Your output should be each line from the material below that has the word "Basic".
++++++
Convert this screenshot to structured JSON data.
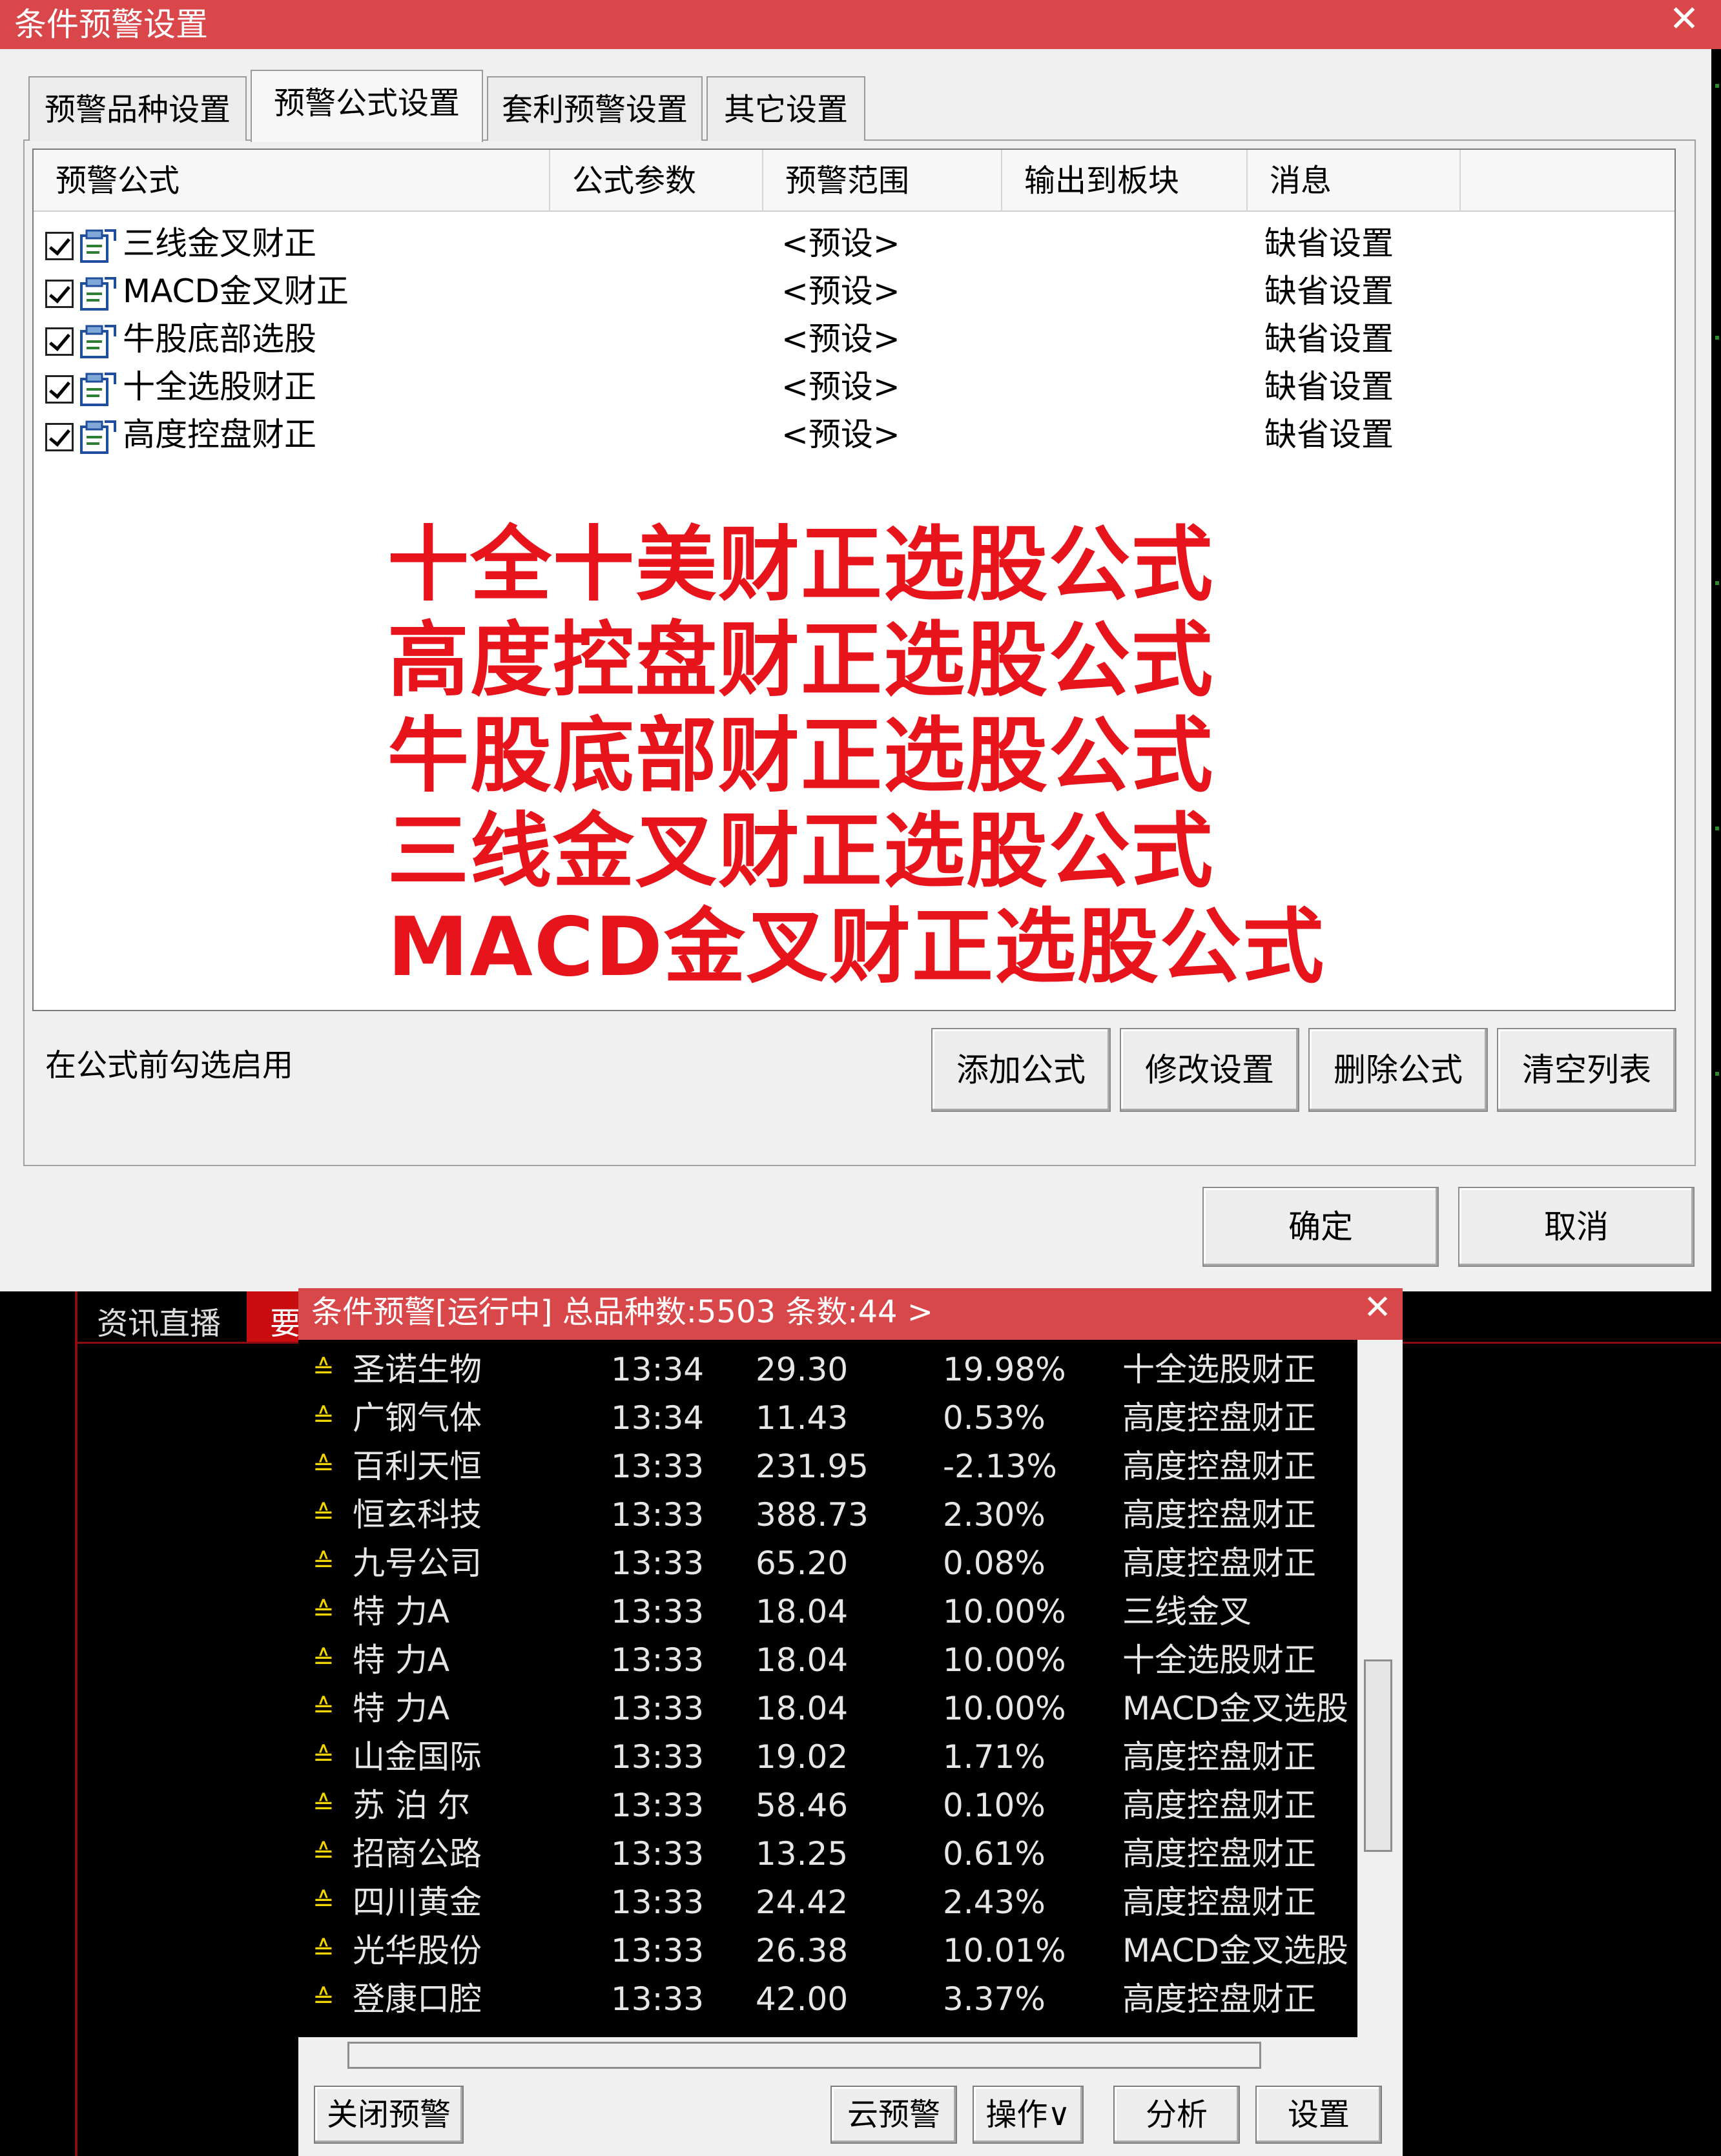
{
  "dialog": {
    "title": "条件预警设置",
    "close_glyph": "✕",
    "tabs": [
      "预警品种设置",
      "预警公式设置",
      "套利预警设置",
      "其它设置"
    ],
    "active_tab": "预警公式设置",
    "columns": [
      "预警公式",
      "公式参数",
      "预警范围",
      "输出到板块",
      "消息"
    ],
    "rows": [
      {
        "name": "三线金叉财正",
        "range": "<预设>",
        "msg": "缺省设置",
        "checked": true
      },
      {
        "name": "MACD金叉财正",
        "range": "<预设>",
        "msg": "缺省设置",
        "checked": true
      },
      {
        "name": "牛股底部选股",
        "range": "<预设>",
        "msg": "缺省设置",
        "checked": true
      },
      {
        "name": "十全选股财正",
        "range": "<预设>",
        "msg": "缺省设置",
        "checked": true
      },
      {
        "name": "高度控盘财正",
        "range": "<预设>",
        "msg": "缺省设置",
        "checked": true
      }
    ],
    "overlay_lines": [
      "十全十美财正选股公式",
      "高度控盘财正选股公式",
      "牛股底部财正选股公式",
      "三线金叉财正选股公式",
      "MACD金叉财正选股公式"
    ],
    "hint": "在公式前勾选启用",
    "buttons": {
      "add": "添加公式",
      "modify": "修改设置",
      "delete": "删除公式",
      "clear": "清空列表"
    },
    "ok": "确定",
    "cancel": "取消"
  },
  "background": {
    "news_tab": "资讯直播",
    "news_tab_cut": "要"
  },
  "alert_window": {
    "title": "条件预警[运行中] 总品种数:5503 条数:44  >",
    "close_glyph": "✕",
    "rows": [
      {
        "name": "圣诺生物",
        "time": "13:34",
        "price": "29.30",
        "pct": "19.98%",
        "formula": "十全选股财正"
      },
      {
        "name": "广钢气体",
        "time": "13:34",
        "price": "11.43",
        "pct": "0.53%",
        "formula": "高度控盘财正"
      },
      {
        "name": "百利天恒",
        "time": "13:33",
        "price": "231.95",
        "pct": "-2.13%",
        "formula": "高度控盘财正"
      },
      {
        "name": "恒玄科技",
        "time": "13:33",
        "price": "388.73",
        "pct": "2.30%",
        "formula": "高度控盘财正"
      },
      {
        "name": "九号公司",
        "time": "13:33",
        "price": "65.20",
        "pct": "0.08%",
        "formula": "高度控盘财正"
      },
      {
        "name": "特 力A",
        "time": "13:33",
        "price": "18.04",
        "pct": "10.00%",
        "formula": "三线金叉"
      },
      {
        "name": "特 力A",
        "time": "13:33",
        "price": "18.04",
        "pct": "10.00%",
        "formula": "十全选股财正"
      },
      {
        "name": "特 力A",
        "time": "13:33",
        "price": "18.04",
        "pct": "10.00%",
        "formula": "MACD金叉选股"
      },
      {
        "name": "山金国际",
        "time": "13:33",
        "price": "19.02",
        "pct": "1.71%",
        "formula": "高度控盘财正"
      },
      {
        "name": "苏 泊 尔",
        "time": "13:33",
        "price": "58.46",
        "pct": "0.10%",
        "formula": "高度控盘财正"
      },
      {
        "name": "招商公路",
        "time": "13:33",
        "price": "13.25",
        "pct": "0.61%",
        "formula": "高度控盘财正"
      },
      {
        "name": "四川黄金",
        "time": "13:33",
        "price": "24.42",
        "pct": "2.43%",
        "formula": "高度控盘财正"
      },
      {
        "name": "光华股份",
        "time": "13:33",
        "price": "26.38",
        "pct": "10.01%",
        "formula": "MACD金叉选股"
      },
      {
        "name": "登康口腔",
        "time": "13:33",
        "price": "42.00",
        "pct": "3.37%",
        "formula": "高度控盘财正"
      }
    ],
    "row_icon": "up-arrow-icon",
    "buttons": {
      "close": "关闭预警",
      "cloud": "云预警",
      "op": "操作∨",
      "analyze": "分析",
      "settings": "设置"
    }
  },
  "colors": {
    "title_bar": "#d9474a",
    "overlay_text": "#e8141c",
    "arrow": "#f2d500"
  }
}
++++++
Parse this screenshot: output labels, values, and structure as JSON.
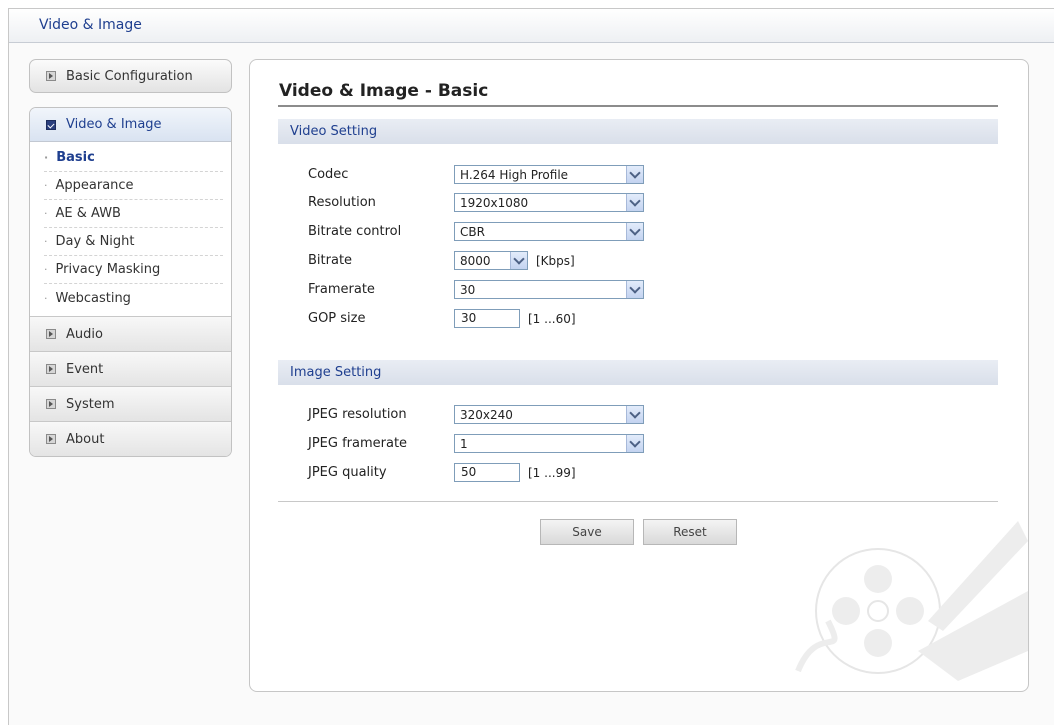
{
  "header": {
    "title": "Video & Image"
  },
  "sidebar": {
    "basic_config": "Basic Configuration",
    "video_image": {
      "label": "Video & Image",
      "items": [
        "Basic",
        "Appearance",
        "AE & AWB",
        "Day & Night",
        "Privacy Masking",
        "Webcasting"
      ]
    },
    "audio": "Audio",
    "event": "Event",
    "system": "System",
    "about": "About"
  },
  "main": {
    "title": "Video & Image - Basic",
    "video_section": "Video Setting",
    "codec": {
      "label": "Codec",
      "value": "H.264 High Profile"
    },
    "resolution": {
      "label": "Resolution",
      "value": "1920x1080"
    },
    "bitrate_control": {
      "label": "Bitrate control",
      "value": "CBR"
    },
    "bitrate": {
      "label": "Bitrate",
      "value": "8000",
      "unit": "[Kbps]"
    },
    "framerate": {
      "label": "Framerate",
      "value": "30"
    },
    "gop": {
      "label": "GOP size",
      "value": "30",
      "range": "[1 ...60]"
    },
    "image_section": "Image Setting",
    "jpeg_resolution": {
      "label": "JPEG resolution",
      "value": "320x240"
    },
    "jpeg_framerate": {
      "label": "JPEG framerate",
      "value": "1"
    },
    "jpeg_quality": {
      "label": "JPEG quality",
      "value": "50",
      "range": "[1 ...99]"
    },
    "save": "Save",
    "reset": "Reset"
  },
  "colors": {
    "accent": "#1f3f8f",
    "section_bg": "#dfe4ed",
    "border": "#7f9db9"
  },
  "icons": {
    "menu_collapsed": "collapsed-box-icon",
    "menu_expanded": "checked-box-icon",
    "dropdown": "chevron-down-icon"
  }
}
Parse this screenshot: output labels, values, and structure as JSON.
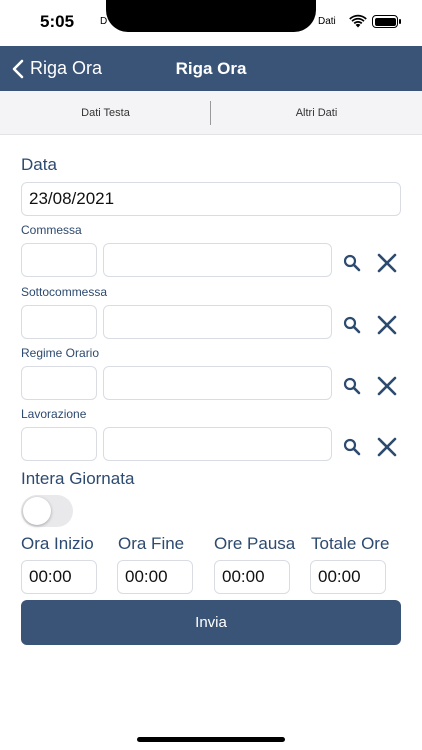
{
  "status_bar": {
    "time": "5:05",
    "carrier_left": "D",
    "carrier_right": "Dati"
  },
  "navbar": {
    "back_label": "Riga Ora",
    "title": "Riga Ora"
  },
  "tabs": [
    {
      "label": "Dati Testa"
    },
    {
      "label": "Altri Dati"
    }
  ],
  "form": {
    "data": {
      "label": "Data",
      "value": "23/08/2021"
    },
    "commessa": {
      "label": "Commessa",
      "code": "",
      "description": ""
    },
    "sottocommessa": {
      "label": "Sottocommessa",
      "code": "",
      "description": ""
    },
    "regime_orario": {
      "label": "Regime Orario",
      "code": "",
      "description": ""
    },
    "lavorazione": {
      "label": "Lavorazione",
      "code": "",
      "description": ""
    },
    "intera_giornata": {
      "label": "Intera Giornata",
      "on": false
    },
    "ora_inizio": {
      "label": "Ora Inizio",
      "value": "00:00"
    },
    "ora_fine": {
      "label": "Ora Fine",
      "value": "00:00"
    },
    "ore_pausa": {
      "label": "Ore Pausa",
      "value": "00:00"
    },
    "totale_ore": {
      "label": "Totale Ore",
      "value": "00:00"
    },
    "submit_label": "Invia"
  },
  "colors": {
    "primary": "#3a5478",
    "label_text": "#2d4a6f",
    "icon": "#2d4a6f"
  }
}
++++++
# Solution to the exercise:
    "basic_config": "Basic Configuration",
        "Basic",
    "title": "Video & Image - Basic",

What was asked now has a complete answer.